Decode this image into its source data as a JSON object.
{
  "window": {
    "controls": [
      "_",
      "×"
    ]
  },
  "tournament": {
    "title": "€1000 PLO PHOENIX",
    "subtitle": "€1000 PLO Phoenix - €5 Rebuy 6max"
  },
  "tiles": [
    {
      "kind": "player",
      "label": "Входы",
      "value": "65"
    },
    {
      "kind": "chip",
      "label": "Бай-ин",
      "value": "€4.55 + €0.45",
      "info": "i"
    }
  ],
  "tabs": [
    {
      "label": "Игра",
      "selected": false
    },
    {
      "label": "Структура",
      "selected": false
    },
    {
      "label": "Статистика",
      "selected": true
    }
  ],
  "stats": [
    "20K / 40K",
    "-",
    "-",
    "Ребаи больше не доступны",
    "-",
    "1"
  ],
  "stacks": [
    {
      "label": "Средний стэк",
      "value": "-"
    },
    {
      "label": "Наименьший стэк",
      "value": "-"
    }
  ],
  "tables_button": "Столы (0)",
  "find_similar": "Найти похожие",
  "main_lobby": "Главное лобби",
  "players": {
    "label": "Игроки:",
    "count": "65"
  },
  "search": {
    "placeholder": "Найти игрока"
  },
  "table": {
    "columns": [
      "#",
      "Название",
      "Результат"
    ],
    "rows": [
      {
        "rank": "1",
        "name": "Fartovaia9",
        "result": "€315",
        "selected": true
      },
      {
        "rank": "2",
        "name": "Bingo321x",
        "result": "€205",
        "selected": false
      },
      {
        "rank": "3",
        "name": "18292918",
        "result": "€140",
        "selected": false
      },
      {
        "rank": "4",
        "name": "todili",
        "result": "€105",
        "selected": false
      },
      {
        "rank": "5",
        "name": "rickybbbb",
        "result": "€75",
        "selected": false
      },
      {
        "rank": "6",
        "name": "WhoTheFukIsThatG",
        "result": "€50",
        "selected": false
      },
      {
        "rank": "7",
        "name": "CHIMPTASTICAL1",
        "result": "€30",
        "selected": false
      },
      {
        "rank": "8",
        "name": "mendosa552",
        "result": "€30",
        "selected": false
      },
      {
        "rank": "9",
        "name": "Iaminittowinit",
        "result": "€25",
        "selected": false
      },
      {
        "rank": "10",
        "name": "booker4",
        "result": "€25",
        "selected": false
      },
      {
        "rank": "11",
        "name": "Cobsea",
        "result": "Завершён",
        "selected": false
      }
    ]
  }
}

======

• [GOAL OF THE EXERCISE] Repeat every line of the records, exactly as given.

• [RESPONSE]
Decode this image into its source data as a JSON object.
{
  "window": {
    "controls": [
      "_",
      "×"
    ]
  },
  "tournament": {
    "title": "€1000 PLO PHOENIX",
    "subtitle": "€1000 PLO Phoenix - €5 Rebuy 6max"
  },
  "tiles": [
    {
      "kind": "player",
      "label": "Входы",
      "value": "65"
    },
    {
      "kind": "chip",
      "label": "Бай-ин",
      "value": "€4.55 + €0.45",
      "info": "i"
    }
  ],
  "tabs": [
    {
      "label": "Игра",
      "selected": false
    },
    {
      "label": "Структура",
      "selected": false
    },
    {
      "label": "Статистика",
      "selected": true
    }
  ],
  "stats": [
    "20K / 40K",
    "-",
    "-",
    "Ребаи больше не доступны",
    "-",
    "1"
  ],
  "stacks": [
    {
      "label": "Средний стэк",
      "value": "-"
    },
    {
      "label": "Наименьший стэк",
      "value": "-"
    }
  ],
  "tables_button": "Столы (0)",
  "find_similar": "Найти похожие",
  "main_lobby": "Главное лобби",
  "players": {
    "label": "Игроки:",
    "count": "65"
  },
  "search": {
    "placeholder": "Найти игрока"
  },
  "table": {
    "columns": [
      "#",
      "Название",
      "Результат"
    ],
    "rows": [
      {
        "rank": "1",
        "name": "Fartovaia9",
        "result": "€315",
        "selected": true
      },
      {
        "rank": "2",
        "name": "Bingo321x",
        "result": "€205",
        "selected": false
      },
      {
        "rank": "3",
        "name": "18292918",
        "result": "€140",
        "selected": false
      },
      {
        "rank": "4",
        "name": "todili",
        "result": "€105",
        "selected": false
      },
      {
        "rank": "5",
        "name": "rickybbbb",
        "result": "€75",
        "selected": false
      },
      {
        "rank": "6",
        "name": "WhoTheFukIsThatG",
        "result": "€50",
        "selected": false
      },
      {
        "rank": "7",
        "name": "CHIMPTASTICAL1",
        "result": "€30",
        "selected": false
      },
      {
        "rank": "8",
        "name": "mendosa552",
        "result": "€30",
        "selected": false
      },
      {
        "rank": "9",
        "name": "Iaminittowinit",
        "result": "€25",
        "selected": false
      },
      {
        "rank": "10",
        "name": "booker4",
        "result": "€25",
        "selected": false
      },
      {
        "rank": "11",
        "name": "Cobsea",
        "result": "Завершён",
        "selected": false
      }
    ]
  }
}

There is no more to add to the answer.